The Federal government offers short- and long-term installment agreements. These allow you to pay off your debt over an extended period. However, the IRS does still continue to assess interest and penalties as long as you have a past due amount. You also often have to pay a fee to initiate a payment plan.
The short-term payment plan requires you to pay off your balance in 120 days or less and has no setup fee. You can pay via automatic payments from a checking account, checks, money orders, a credit card, or a debit card.
Installment agreements that extend longer than 120 days are considered long-term. The payment method you choose and how you apply will determine your setup fee.
- Online application for a long-term installment agreement with direct debit: $31 setup fee
- In person, phone, or mail application for a long-term installment agreement with direct debit: $107 setup fee
- Online application for long-term installment agreement without direct debit: $149 setup fee
- In person, phone, or mail application for a long-term installment agreement with direct debit: $225 setup fee
Note fee waivers and reimbursements are available for low-income taxpayers.
To apply online, you must meet certain qualifications. Learn more here.
Offer in Compromise (OIC)
An OIC allows you to settle your debt by paying only a portion of what you owe. If paying your tax debt will create a financial hardship, your OIC may get approved. The IRS will look at your overall financial situation to determine if your OIC is the most they are likely to get from you.
In order for the IRS to consider your offer, you must:
- File all of your tax returns.
- Have received a bill for at least one tax debt on your offer.
- Make all the required estimated tax payments or deposits for the current year (if applicable).
Learn more about OICs.
Currently Not Collectible (CNC) status
If you can not pay your tax at the moment and can prove it to the IRS, they can place you on CNC status. It means collection efforts will stop at the current time until your situation changes.
If you disagree with the amount owed on IRS Notice CP297, you have the right to a hearing. To get one, file an appeal within 30 days. The deadline will be on your IRS Notice CP297. At your hearing, you will protest the amount and make your case.
An appeals officer will make a judgment based on the hearing and you will get a result. If successful, the amount owed will be adjusted as per your case. Otherwise, the letter of determination will explain the outcome. If you disagree with the letter of determination, the next step is to appeal to the U.S. Tax Court.

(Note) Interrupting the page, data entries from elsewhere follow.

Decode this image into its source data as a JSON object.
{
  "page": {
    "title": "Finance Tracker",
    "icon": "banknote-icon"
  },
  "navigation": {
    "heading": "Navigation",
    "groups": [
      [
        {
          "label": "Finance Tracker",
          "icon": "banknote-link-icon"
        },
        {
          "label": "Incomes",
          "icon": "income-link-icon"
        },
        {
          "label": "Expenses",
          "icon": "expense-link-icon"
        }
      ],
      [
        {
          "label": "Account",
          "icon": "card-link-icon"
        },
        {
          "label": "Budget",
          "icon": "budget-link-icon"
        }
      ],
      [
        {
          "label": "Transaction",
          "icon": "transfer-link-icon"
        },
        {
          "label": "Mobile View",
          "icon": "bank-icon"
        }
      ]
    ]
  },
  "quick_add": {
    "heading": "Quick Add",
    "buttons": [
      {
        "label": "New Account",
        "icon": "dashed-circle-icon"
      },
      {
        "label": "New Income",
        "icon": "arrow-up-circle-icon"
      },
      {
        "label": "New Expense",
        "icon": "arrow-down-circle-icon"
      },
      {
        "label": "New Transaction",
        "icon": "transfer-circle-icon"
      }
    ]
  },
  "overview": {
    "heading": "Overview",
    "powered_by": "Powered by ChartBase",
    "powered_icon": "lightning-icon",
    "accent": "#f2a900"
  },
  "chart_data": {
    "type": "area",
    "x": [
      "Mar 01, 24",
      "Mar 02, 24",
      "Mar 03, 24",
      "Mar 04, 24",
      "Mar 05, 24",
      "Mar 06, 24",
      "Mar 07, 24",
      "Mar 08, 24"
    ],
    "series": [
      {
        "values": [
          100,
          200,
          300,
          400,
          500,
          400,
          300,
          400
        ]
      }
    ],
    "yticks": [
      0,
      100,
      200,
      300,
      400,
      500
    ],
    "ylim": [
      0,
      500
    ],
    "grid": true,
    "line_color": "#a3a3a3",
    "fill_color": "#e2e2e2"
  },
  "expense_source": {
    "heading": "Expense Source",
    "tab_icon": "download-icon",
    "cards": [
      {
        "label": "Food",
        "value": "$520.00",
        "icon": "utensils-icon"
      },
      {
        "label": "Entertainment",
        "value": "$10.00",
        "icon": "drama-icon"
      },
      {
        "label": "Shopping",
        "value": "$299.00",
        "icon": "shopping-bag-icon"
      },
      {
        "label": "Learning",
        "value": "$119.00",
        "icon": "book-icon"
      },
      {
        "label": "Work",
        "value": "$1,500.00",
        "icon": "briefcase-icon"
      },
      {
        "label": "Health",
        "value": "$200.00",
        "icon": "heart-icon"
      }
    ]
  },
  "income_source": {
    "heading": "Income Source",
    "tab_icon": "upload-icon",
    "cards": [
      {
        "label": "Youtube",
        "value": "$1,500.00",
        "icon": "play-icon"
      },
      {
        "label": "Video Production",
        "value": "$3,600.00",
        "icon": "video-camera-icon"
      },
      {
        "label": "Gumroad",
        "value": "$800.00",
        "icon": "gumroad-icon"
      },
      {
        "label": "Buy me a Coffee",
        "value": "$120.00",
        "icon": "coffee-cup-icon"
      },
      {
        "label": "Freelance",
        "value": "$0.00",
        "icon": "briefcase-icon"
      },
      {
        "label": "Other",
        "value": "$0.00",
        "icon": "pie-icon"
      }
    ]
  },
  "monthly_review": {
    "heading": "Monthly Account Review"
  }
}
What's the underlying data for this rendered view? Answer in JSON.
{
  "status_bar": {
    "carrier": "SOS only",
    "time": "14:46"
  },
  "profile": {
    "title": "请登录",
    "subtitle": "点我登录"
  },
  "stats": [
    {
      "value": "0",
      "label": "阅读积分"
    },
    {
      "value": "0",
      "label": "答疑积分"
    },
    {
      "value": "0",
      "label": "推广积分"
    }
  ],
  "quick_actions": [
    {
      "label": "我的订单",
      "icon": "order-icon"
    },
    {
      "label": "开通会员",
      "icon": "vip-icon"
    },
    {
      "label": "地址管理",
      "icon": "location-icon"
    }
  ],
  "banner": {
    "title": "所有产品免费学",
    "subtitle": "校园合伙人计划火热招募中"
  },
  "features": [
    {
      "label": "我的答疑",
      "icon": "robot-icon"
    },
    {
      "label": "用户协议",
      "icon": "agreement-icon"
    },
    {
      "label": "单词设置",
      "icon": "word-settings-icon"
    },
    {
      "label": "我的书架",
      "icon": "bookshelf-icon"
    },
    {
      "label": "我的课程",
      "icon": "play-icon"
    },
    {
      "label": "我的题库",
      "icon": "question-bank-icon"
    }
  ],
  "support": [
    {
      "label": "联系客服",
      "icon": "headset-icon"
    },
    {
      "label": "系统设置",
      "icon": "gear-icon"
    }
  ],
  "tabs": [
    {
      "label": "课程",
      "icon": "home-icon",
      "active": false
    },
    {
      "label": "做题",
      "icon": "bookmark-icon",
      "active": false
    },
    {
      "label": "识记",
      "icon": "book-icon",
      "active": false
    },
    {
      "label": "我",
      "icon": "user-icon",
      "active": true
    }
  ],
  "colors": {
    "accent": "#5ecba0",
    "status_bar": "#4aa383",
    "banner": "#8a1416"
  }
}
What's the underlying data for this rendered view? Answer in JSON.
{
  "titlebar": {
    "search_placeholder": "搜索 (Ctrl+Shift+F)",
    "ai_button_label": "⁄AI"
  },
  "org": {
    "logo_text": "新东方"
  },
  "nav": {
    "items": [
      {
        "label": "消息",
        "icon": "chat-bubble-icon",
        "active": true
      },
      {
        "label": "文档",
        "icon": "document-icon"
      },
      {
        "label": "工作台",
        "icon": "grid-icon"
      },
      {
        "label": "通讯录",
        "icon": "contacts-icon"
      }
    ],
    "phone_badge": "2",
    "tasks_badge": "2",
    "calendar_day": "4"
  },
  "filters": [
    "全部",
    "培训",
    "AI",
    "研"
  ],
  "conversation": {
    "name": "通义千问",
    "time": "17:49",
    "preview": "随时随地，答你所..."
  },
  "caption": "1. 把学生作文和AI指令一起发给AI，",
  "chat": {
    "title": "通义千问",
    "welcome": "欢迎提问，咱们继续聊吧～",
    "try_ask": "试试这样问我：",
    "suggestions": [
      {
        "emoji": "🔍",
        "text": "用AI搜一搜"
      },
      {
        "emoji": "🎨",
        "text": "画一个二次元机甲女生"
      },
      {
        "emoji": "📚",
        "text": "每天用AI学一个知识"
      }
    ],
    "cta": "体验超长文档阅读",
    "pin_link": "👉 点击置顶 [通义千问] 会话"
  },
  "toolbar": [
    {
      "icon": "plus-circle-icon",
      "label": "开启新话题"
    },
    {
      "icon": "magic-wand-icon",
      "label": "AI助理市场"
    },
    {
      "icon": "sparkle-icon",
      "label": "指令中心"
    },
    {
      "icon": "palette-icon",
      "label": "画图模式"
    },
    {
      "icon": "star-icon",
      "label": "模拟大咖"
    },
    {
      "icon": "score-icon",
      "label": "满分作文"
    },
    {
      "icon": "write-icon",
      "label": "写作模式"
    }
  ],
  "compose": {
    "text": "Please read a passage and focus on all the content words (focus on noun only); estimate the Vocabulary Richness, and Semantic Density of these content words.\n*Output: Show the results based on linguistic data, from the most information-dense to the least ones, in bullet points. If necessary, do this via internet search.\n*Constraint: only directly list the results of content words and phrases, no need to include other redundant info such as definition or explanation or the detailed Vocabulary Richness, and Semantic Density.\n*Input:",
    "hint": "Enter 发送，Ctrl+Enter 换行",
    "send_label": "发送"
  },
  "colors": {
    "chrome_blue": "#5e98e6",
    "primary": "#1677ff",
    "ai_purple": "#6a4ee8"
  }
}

Learn about other IRS notices and letters.
Get professional tax help
Handling tax problems can be confusing and stressful. Further, if not done carefully, you can end up facing a financial hardship or criminal charges. By hiring an experienced tax expert at a tax relief firm, you can get professional support to ensure your interests are protected. Further, they can help you to choose the best way to respond to IRS letters and notices.
Review and compare top tax debt relief firms below.
Jessica Walrack is a personal finance writer at SuperMoney, The Simple Dollar, Interest.com, Commonbond, Bankrate, NextAdvisor, Guardian, Personalloans.org and many others. She specializes in taking personal finance topics like loans, credit cards, and budgeting, and making them accessible and fun.